On March 12, 1933, in his first fireside chat, U.S. President Franklin D. Roosevelt said, “there is an element in the readjustment of our financial system more important than currency, more important than gold, and that is the confidence of the people.” As FDR understood over eight decades ago, safeguarding the public’s confidence is one of the basic requirements for financial stability. Banking systems ultimately rely on the public’s willingness to deposit their hard-earned money in banks. As exporters across the globe experience reduced revenues and as the European Union’s financial troubles continue, governments are growing worried that confidence levels in their banking systems will deteriorate. This would have not only immediate financial consequences, but could also have far-reaching geopolitical implications as the ability of governments to manage growing crises diminishes.

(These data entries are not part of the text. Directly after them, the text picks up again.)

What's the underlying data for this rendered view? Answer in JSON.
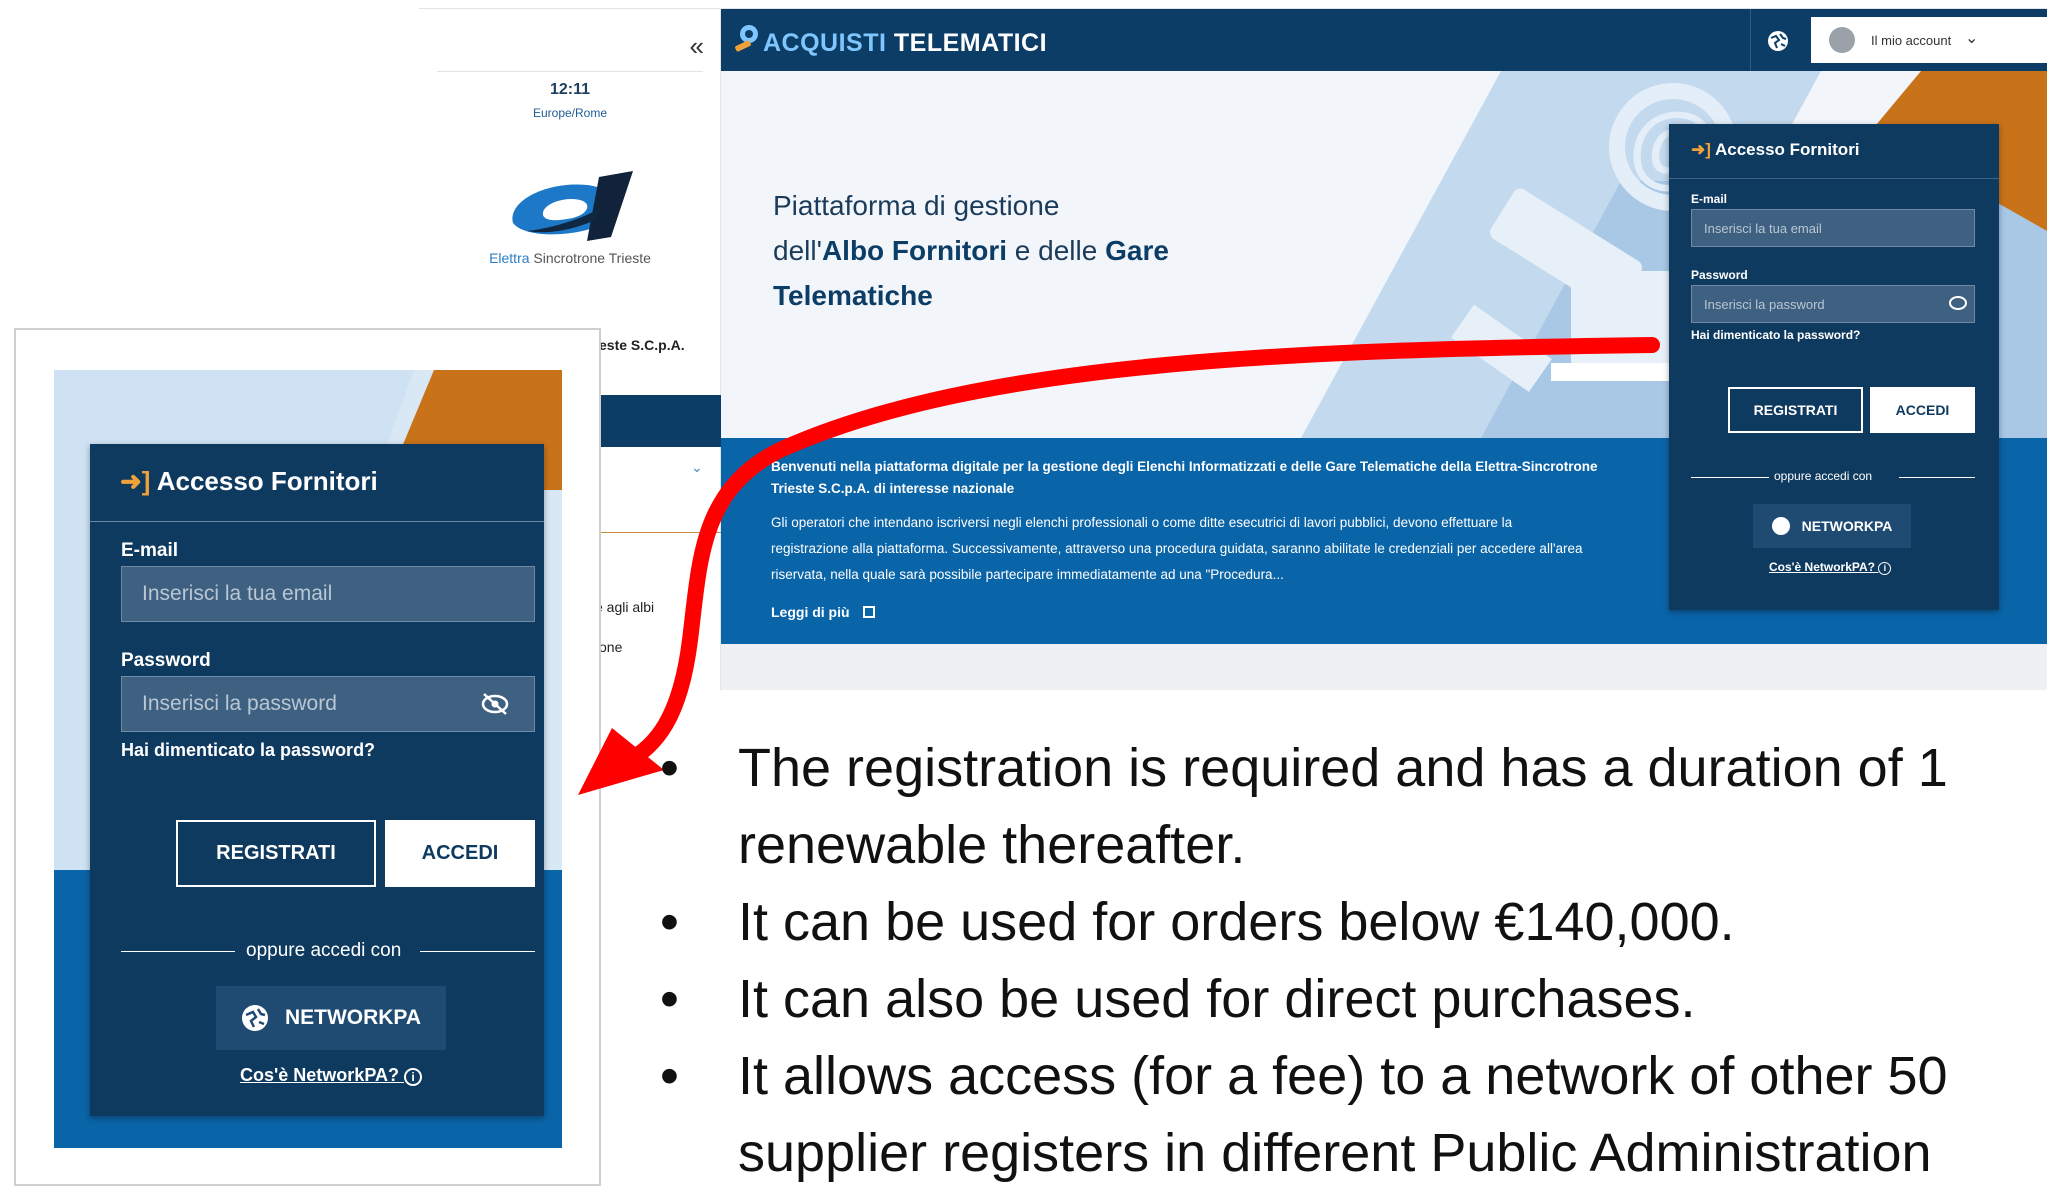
{
  "sidebar": {
    "collapse_icon": "«",
    "time": "12:11",
    "timezone": "Europe/Rome",
    "logo_caption_a": "Elettra",
    "logo_caption_b": " Sincrotrone Trieste",
    "company": "este S.C.p.A.",
    "text1": "e agli albi",
    "text2": "one"
  },
  "header": {
    "brand_a": "ACQUISTI",
    "brand_b": " TELEMATICI",
    "account_label": "Il mio account"
  },
  "hero": {
    "line1": "Piattaforma di gestione",
    "line2_a": "dell'",
    "line2_b": "Albo Fornitori",
    "line2_c": " e delle ",
    "line2_d": "Gare",
    "line3": "Telematiche"
  },
  "band": {
    "bold_text": "Benvenuti nella piattaforma digitale per la gestione degli Elenchi Informatizzati e delle Gare Telematiche della Elettra-Sincrotrone Trieste S.C.p.A. di interesse nazionale",
    "body_text": "Gli operatori che intendano iscriversi negli elenchi professionali o come ditte esecutrici di lavori pubblici, devono effettuare la registrazione alla piattaforma. Successivamente, attraverso una procedura guidata, saranno abilitate le credenziali per accedere all'area riservata, nella quale sarà possibile partecipare immediatamente ad una \"Procedura...",
    "read_more": "Leggi di più"
  },
  "login": {
    "title": "Accesso Fornitori",
    "email_label": "E-mail",
    "email_placeholder": "Inserisci la tua email",
    "password_label": "Password",
    "password_placeholder": "Inserisci la password",
    "forgot": "Hai dimenticato la password?",
    "register": "REGISTRATI",
    "login": "ACCEDI",
    "or": "oppure accedi con",
    "networkpa": "NETWORKPA",
    "what_is": "Cos'è NetworkPA?"
  },
  "bullets": {
    "b1a": "The registration is required and has a duration of 1",
    "b1b": "renewable thereafter.",
    "b2": "It can be used for orders below €140,000.",
    "b3": "It can also be used for direct purchases.",
    "b4a": "It allows access (for a fee) to a network of other 50",
    "b4b": "supplier registers in different Public Administration"
  },
  "colors": {
    "navy": "#0f3a5f",
    "header_blue": "#0c3d66",
    "band_blue": "#0a64a8",
    "accent_orange": "#c8731a",
    "arrow_red": "#ff0000"
  }
}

Deposit insurance is at the core of government efforts to maintain public confidence in ban